os.write("Some message".getBytes("UTF-8"));

Getting the FileDescriptor: Trouble Starts

Now I want onto creating the internet sockets and getting the FileDescriptors out. Well unlike the file classes there seems no official API. The best option I’ve found a getFD method on the ServerSocketChannel implementation. It’s not an official API and you have to break it open with reflection. Ugly ugly!.

ServerSocketChannel serverSocket = ServerSocketChannel.open();
serverSocket.bind(new InetSocketAddress("", 13423));

// Breaking open the implementation via reflection. Java 11+ will warn you by default about this bad idea
// No grantees to work in future versions
Method getFD = serverSocket.getClass().getMethod("getFD");
FileDescriptor fd = (FileDescriptor)getFD.invoke(serverSocket);

System.out.println("The FileDescriptor" + fd);

Of course, Java 11+ will warn you about your bad hack:
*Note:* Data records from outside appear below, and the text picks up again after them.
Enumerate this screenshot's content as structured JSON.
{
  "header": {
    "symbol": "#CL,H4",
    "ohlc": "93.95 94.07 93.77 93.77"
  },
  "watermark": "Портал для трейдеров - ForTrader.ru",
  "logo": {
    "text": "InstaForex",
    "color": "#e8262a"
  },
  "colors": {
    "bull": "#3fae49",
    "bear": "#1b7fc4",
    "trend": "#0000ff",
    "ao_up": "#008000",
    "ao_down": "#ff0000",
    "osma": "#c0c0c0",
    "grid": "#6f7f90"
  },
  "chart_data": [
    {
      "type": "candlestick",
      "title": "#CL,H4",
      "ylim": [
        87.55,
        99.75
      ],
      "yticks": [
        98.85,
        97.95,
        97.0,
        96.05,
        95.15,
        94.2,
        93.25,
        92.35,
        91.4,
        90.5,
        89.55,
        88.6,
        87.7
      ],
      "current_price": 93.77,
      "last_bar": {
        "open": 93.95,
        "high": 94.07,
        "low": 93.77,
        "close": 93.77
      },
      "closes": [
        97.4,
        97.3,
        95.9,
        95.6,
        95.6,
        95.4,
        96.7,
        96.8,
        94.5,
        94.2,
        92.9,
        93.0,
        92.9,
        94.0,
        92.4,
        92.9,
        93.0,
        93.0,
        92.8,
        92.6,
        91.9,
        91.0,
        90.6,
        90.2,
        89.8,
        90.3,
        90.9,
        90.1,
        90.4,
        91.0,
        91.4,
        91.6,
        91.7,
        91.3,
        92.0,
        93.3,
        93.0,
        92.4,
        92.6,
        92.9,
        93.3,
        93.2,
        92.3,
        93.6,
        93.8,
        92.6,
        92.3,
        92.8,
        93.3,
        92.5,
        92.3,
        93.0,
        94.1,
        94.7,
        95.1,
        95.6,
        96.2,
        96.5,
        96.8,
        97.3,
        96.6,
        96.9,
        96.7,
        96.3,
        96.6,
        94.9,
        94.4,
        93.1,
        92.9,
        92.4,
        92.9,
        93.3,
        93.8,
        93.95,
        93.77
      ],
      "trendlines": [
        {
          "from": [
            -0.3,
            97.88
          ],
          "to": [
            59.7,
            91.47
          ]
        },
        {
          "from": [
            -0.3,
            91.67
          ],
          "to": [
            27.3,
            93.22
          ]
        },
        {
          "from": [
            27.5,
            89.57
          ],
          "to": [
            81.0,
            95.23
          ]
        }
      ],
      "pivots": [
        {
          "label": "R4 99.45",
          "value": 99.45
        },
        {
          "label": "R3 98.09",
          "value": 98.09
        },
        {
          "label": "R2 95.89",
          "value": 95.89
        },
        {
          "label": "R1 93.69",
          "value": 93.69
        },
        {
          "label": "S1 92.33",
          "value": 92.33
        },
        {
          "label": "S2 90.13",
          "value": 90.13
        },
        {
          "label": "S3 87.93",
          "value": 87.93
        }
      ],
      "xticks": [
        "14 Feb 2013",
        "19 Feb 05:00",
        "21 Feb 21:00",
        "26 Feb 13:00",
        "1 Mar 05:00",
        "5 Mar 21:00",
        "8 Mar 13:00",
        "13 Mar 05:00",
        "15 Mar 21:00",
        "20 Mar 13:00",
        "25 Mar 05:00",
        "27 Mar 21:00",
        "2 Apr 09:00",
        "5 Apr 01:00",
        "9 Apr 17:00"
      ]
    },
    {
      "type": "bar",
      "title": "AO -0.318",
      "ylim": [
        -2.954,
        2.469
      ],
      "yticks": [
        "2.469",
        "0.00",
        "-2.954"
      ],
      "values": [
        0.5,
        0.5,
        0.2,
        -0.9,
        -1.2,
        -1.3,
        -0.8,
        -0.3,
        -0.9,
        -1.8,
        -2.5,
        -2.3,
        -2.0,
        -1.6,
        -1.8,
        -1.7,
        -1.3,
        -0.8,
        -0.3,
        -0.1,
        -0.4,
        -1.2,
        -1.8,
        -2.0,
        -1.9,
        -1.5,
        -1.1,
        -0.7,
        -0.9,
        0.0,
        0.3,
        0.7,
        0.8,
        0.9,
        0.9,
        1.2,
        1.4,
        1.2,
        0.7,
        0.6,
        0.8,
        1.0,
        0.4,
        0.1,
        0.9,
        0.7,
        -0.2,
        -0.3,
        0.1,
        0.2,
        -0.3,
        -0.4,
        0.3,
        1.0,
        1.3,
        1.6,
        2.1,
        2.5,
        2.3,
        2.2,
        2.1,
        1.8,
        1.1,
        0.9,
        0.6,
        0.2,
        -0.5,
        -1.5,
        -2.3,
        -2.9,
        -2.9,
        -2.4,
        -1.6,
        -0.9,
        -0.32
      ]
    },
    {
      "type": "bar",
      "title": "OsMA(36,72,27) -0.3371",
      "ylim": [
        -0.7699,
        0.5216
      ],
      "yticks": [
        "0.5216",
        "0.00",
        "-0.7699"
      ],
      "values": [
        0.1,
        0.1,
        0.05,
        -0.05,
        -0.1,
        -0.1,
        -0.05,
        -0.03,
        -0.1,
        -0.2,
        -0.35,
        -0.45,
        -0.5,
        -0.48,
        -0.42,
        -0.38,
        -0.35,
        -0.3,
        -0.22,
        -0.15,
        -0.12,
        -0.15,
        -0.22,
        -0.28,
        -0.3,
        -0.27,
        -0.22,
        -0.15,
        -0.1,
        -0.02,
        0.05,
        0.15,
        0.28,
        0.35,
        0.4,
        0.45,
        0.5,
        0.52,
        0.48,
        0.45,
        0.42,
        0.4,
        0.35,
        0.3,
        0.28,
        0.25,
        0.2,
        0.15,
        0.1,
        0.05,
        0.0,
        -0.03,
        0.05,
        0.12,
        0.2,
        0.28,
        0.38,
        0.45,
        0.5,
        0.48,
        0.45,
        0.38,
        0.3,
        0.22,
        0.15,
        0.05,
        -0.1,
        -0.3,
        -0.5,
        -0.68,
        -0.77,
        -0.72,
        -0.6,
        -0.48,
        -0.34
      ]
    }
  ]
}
WARNING: An illegal reflective access operation has occurred
WARNING: Illegal reflective access by info.gamlor.testing.Main (file:/home/gamlor/hacking/test-test/out/production/test-test/) to method sun.nio.ch.ServerSocketChannelImpl.getFD()
WARNING: Please consider reporting this to the maintainers of info.gamlor.testing.Main
WARNING: Use --illegal-access=warn to enable warnings of further illegal reflective access operations
WARNING: All illegal access operations will be denied in a future release

Creating a ServerSocket from FileDescriptor, no way?!

Ok, we got the FileDescriptor via reflection and sent it with the junixsocket library. Now we only need to create a ServerSocket or ServerSocketChannel out of the FileDescriptor. Just a call to some constructor or method, right? Right?! Nope, no way as far as I know. The closes is the package local constructor to the ServerSocketChannelImpl:


ServerSocketChannelImpl(SelectorProvider sp, FileDescriptor fd, boolean bound)
    throws IOException

I guess with a lot of reflection hacking you could get at it. At this point, I gave up and looked for another solution for my utility. I don’t want a fragile tower of reflection.

Java’s limited FileDescriptor


Oh, Java please give a way to get the FileDescriptor and create FileDescriptors. It’s like the FileDescriptor class it there to tease you, but not let you do anything useful.

Basically creating Streams, Sockets and Channels from a FileDescriptor is enough. And maybe allow creating a FileDescriptor from a primitive long. Yes, the method would be useless in pure Java, but it would make it easier to use libraries like Java Native Access (JNA) or jnr-ffi by invoking an OS function and passing the FileDescriptor/Handle to the Java layer.

Yes, an app using creating FileDescriptors won’t be a pure Java app. When you do that it’s because you need to integrate into the OS beyond the plain JRE methods.

Anyway, that’s it. For my utility I’m using another approach for now, of course it’s also an OS specific approach =)

Update 2024-01-30

I got notified by the author of the awesome junixsocket library that they have a method to create sockets from a FileDescriptor. See the documentation about that here.

Tags: Java